"Colin R. Johnson’s excellent book, Just Queer Folks is a crucial corrective to this [nonmetropolitan] cartography of desire precisely because it upends many of the commonsense assumptions both historians and the public make about how space and sexuality have been historically entwined.... Undergirding this history is an incisive commentary on the spatial categories that stabilize many social histories of sexuality in the United States.... Just Queer Folks is particularly compelling in the context of recent efforts to bridge histories of sexuality with histories of North American chattel slavery and settler colonialism.... Johnson’s most important contribution, then, is to expose the contingency and fluidity of gendered and sexual arrangements within the spatial peripheries of North American settler colonialism.... Just Queer Folks delivers this insight in charming prose, and it musters vivid and fascinating examples for the cause. But it is ultimately a halting, vital, and portable political insight.... Just Queer Folks provides a timely reminder about the unexpected roots of American sexuality, and it should be read widely by scholars of sexuality as well as anyone interested in the contemporary politics of food, agriculture, and the environment."
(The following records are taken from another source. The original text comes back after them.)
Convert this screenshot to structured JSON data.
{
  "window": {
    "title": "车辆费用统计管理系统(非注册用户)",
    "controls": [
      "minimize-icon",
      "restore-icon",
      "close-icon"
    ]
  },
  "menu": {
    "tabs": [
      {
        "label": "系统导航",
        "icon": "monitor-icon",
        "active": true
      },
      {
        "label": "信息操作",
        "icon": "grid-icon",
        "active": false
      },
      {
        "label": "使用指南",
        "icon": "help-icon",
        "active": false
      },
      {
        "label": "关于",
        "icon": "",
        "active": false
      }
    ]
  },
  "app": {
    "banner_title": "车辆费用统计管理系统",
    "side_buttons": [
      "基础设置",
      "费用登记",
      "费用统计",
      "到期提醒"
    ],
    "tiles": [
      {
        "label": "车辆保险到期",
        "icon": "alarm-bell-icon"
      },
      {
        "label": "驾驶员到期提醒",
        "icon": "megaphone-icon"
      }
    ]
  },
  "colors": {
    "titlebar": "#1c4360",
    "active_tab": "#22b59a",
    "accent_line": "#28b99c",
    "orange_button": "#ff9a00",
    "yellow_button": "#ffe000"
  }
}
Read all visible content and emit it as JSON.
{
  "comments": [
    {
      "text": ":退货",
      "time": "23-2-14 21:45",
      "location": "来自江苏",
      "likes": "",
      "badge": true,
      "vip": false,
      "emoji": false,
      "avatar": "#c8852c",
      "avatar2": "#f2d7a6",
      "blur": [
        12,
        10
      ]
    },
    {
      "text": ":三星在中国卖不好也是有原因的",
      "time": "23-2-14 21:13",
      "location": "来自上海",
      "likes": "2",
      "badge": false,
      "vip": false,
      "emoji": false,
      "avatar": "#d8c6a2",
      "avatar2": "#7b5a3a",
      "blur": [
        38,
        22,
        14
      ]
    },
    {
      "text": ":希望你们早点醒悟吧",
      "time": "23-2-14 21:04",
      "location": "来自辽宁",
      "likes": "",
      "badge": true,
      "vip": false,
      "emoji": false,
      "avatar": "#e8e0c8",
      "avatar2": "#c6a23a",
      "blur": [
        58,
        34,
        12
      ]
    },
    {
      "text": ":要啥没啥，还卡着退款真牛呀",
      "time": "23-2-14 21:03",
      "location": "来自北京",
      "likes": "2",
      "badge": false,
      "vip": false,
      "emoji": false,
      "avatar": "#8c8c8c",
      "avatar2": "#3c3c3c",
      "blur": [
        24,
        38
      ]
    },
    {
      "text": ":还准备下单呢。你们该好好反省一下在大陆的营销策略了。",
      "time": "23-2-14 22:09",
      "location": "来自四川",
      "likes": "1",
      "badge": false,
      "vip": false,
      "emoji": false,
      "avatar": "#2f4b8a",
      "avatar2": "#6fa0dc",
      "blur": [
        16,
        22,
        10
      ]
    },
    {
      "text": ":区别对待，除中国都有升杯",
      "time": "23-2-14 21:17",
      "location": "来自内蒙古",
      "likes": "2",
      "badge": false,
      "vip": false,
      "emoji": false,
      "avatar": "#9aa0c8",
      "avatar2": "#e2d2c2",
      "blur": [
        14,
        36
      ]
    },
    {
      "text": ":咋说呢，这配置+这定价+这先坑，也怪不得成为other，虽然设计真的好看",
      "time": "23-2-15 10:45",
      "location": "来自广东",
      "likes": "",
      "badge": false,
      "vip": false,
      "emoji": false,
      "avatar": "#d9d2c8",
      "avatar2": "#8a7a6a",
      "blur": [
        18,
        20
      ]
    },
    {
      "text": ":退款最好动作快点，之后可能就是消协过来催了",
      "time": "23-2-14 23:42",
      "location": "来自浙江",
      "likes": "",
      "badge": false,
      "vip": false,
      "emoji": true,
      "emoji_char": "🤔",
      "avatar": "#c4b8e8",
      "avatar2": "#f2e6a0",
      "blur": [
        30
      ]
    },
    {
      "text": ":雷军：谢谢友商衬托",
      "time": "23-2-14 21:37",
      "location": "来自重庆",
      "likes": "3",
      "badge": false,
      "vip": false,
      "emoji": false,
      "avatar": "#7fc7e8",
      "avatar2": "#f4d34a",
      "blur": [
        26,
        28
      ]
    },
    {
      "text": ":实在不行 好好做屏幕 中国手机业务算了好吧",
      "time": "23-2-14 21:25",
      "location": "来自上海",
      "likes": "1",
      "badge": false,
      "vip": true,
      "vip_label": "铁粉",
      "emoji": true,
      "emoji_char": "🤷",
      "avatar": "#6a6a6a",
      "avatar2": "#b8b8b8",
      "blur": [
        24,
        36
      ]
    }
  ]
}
"Because Johnson anticipates readers’ critiques and honest questions, this fascinating book serves as a much-needed and comprehensively researched introduction to the rural turn in queer studies. It deftly synthesizes previous work, concretizes key debates with clear examples and prose, breathes life into archival and anecdotal evidence, and provides a vivid tour of how queer practices—not identities—were gradually rather than automatically disdained. The anti-identitarian impulse allows for a complex narrative history that avoids anachronistically labeling people gay while encouraging readers to recognize an always-already queer America. Just Queer Folks thus paves the way for scholars not only to seek out lived experiences of queers in unexpected times and places—a project that can result in slumming and voyeurism. It also sets the stage for continued inquiry into when and how nonnormative sexual practices and gender expressions became unqueered by moral reforms, conservative campaigns, economic structures, and discursive formations that use 'the rural' to their political advantage."
Conclusion: Mansfield, Ohio
Colin R. Johnson is Associate Professor of Gender Studies and Adjunct Associate Professor of American Studies, History, and Human Biology at Indiana University Bloomington.
In the series
Sexuality Studies, edited by Janice Irvine and Regina Kunzel.
Sexuality Studies, edited by Janice Irvine and Regina Kunzel, features work in sexuality studies broadly construed, in its social, cultural, and political dimensions, and in both historical and contemporary formations. The series includes titles located within disciplinary and interdisciplinary frames that combine theoretical methodologies with empirical research.